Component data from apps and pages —
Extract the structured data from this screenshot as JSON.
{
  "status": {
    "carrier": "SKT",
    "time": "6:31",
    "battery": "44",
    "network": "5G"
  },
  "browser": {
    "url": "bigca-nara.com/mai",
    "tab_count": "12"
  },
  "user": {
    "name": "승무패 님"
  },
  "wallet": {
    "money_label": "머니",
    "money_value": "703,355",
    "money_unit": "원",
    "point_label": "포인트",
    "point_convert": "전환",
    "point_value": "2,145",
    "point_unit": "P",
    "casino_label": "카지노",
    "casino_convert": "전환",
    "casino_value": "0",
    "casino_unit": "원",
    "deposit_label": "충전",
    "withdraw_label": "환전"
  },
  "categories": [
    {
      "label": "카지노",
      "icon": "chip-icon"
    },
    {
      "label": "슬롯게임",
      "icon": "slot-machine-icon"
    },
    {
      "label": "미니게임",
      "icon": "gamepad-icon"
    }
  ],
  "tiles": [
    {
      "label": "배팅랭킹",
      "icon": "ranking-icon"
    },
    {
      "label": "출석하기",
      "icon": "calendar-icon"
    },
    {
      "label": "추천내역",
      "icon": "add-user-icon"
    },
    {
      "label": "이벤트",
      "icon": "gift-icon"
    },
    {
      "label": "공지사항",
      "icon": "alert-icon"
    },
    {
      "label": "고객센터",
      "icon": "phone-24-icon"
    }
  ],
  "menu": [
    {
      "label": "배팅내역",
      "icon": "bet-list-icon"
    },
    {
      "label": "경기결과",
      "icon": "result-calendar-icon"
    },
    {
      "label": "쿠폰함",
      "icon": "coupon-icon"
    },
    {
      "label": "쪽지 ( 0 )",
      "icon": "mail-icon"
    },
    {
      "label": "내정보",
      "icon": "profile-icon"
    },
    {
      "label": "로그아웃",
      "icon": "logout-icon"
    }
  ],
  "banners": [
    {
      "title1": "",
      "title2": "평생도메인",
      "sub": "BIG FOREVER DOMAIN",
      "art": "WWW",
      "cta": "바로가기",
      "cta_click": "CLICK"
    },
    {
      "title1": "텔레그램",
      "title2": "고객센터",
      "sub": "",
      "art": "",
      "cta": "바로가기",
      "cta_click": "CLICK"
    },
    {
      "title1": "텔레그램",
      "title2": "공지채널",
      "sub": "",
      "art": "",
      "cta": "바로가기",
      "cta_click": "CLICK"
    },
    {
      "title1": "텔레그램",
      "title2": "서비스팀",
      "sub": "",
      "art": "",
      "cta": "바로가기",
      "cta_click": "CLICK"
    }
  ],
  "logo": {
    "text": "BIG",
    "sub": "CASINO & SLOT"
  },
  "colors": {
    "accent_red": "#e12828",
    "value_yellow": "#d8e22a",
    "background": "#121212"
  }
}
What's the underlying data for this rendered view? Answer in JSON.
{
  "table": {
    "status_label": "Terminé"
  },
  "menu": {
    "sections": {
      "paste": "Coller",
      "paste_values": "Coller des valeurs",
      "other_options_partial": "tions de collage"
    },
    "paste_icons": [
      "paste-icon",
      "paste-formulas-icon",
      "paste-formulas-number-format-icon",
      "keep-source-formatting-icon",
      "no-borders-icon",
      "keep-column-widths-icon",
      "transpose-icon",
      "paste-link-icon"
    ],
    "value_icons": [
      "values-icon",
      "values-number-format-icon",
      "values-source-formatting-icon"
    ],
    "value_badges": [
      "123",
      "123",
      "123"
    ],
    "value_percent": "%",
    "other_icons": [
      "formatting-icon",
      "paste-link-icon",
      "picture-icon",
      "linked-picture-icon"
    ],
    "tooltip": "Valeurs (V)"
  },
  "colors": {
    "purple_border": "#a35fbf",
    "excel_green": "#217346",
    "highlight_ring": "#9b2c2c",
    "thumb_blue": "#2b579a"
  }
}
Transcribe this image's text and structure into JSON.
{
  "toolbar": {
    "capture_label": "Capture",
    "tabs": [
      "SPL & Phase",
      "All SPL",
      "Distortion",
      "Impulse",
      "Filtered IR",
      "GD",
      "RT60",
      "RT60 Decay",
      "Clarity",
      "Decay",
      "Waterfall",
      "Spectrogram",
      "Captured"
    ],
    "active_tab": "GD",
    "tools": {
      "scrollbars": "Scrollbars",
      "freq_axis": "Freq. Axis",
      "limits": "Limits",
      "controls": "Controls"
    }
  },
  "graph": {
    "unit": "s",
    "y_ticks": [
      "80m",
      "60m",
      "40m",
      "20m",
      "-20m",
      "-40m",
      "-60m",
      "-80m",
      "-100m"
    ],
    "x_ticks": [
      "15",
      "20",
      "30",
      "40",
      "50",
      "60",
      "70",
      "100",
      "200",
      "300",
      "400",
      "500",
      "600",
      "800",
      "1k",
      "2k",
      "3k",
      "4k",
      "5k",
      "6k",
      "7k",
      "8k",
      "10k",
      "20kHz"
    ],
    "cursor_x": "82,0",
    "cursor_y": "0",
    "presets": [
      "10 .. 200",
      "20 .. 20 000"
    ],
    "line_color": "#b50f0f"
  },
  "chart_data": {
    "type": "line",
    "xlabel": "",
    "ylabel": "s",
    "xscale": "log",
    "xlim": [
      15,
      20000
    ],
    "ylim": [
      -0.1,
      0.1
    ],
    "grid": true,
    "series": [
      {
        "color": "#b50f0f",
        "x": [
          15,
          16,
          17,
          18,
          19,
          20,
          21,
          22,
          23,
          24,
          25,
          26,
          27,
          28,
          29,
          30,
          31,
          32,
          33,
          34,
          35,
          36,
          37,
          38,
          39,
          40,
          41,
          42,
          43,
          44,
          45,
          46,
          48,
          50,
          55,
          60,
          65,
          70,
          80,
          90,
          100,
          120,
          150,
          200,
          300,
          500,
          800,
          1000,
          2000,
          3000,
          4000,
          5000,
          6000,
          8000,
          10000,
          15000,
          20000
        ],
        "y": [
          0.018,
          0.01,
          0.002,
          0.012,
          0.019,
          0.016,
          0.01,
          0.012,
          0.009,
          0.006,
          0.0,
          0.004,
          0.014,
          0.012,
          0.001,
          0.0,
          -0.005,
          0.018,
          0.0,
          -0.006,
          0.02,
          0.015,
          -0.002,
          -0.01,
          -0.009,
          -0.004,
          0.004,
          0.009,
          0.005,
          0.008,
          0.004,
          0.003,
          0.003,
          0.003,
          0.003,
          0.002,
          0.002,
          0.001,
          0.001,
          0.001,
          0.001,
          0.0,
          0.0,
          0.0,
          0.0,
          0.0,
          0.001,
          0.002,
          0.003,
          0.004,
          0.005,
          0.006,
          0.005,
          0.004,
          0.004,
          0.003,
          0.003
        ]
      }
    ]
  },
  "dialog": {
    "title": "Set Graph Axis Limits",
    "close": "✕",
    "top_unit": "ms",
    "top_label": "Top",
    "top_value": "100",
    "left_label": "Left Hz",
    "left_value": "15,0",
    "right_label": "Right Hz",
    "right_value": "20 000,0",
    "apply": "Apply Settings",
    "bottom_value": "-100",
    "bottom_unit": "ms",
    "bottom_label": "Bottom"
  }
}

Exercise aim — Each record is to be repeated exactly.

Result of the exercise —
Extract the structured data from this screenshot as JSON.
{
  "status": {
    "carrier": "SKT",
    "time": "6:31",
    "battery": "44",
    "network": "5G"
  },
  "browser": {
    "url": "bigca-nara.com/mai",
    "tab_count": "12"
  },
  "user": {
    "name": "승무패 님"
  },
  "wallet": {
    "money_label": "머니",
    "money_value": "703,355",
    "money_unit": "원",
    "point_label": "포인트",
    "point_convert": "전환",
    "point_value": "2,145",
    "point_unit": "P",
    "casino_label": "카지노",
    "casino_convert": "전환",
    "casino_value": "0",
    "casino_unit": "원",
    "deposit_label": "충전",
    "withdraw_label": "환전"
  },
  "categories": [
    {
      "label": "카지노",
      "icon": "chip-icon"
    },
    {
      "label": "슬롯게임",
      "icon": "slot-machine-icon"
    },
    {
      "label": "미니게임",
      "icon": "gamepad-icon"
    }
  ],
  "tiles": [
    {
      "label": "배팅랭킹",
      "icon": "ranking-icon"
    },
    {
      "label": "출석하기",
      "icon": "calendar-icon"
    },
    {
      "label": "추천내역",
      "icon": "add-user-icon"
    },
    {
      "label": "이벤트",
      "icon": "gift-icon"
    },
    {
      "label": "공지사항",
      "icon": "alert-icon"
    },
    {
      "label": "고객센터",
      "icon": "phone-24-icon"
    }
  ],
  "menu": [
    {
      "label": "배팅내역",
      "icon": "bet-list-icon"
    },
    {
      "label": "경기결과",
      "icon": "result-calendar-icon"
    },
    {
      "label": "쿠폰함",
      "icon": "coupon-icon"
    },
    {
      "label": "쪽지 ( 0 )",
      "icon": "mail-icon"
    },
    {
      "label": "내정보",
      "icon": "profile-icon"
    },
    {
      "label": "로그아웃",
      "icon": "logout-icon"
    }
  ],
  "banners": [
    {
      "title1": "",
      "title2": "평생도메인",
      "sub": "BIG FOREVER DOMAIN",
      "art": "WWW",
      "cta": "바로가기",
      "cta_click": "CLICK"
    },
    {
      "title1": "텔레그램",
      "title2": "고객센터",
      "sub": "",
      "art": "",
      "cta": "바로가기",
      "cta_click": "CLICK"
    },
    {
      "title1": "텔레그램",
      "title2": "공지채널",
      "sub": "",
      "art": "",
      "cta": "바로가기",
      "cta_click": "CLICK"
    },
    {
      "title1": "텔레그램",
      "title2": "서비스팀",
      "sub": "",
      "art": "",
      "cta": "바로가기",
      "cta_click": "CLICK"
    }
  ],
  "logo": {
    "text": "BIG",
    "sub": "CASINO & SLOT"
  },
  "colors": {
    "accent_red": "#e12828",
    "value_yellow": "#d8e22a",
    "background": "#121212"
  }
}
What's the underlying data for this rendered view? Answer in JSON.
{
  "table": {
    "status_label": "Terminé"
  },
  "menu": {
    "sections": {
      "paste": "Coller",
      "paste_values": "Coller des valeurs",
      "other_options_partial": "tions de collage"
    },
    "paste_icons": [
      "paste-icon",
      "paste-formulas-icon",
      "paste-formulas-number-format-icon",
      "keep-source-formatting-icon",
      "no-borders-icon",
      "keep-column-widths-icon",
      "transpose-icon",
      "paste-link-icon"
    ],
    "value_icons": [
      "values-icon",
      "values-number-format-icon",
      "values-source-formatting-icon"
    ],
    "value_badges": [
      "123",
      "123",
      "123"
    ],
    "value_percent": "%",
    "other_icons": [
      "formatting-icon",
      "paste-link-icon",
      "picture-icon",
      "linked-picture-icon"
    ],
    "tooltip": "Valeurs (V)"
  },
  "colors": {
    "purple_border": "#a35fbf",
    "excel_green": "#217346",
    "highlight_ring": "#9b2c2c",
    "thumb_blue": "#2b579a"
  }
}
Transcribe this image's text and structure into JSON.
{
  "toolbar": {
    "capture_label": "Capture",
    "tabs": [
      "SPL & Phase",
      "All SPL",
      "Distortion",
      "Impulse",
      "Filtered IR",
      "GD",
      "RT60",
      "RT60 Decay",
      "Clarity",
      "Decay",
      "Waterfall",
      "Spectrogram",
      "Captured"
    ],
    "active_tab": "GD",
    "tools": {
      "scrollbars": "Scrollbars",
      "freq_axis": "Freq. Axis",
      "limits": "Limits",
      "controls": "Controls"
    }
  },
  "graph": {
    "unit": "s",
    "y_ticks": [
      "80m",
      "60m",
      "40m",
      "20m",
      "-20m",
      "-40m",
      "-60m",
      "-80m",
      "-100m"
    ],
    "x_ticks": [
      "15",
      "20",
      "30",
      "40",
      "50",
      "60",
      "70",
      "100",
      "200",
      "300",
      "400",
      "500",
      "600",
      "800",
      "1k",
      "2k",
      "3k",
      "4k",
      "5k",
      "6k",
      "7k",
      "8k",
      "10k",
      "20kHz"
    ],
    "cursor_x": "82,0",
    "cursor_y": "0",
    "presets": [
      "10 .. 200",
      "20 .. 20 000"
    ],
    "line_color": "#b50f0f"
  },
  "chart_data": {
    "type": "line",
    "xlabel": "",
    "ylabel": "s",
    "xscale": "log",
    "xlim": [
      15,
      20000
    ],
    "ylim": [
      -0.1,
      0.1
    ],
    "grid": true,
    "series": [
      {
        "color": "#b50f0f",
        "x": [
          15,
          16,
          17,
          18,
          19,
          20,
          21,
          22,
          23,
          24,
          25,
          26,
          27,
          28,
          29,
          30,
          31,
          32,
          33,
          34,
          35,
          36,
          37,
          38,
          39,
          40,
          41,
          42,
          43,
          44,
          45,
          46,
          48,
          50,
          55,
          60,
          65,
          70,
          80,
          90,
          100,
          120,
          150,
          200,
          300,
          500,
          800,
          1000,
          2000,
          3000,
          4000,
          5000,
          6000,
          8000,
          10000,
          15000,
          20000
        ],
        "y": [
          0.018,
          0.01,
          0.002,
          0.012,
          0.019,
          0.016,
          0.01,
          0.012,
          0.009,
          0.006,
          0.0,
          0.004,
          0.014,
          0.012,
          0.001,
          0.0,
          -0.005,
          0.018,
          0.0,
          -0.006,
          0.02,
          0.015,
          -0.002,
          -0.01,
          -0.009,
          -0.004,
          0.004,
          0.009,
          0.005,
          0.008,
          0.004,
          0.003,
          0.003,
          0.003,
          0.003,
          0.002,
          0.002,
          0.001,
          0.001,
          0.001,
          0.001,
          0.0,
          0.0,
          0.0,
          0.0,
          0.0,
          0.001,
          0.002,
          0.003,
          0.004,
          0.005,
          0.006,
          0.005,
          0.004,
          0.004,
          0.003,
          0.003
        ]
      }
    ]
  },
  "dialog": {
    "title": "Set Graph Axis Limits",
    "close": "✕",
    "top_unit": "ms",
    "top_label": "Top",
    "top_value": "100",
    "left_label": "Left Hz",
    "left_value": "15,0",
    "right_label": "Right Hz",
    "right_value": "20 000,0",
    "apply": "Apply Settings",
    "bottom_value": "-100",
    "bottom_unit": "ms",
    "bottom_label": "Bottom"
  }
}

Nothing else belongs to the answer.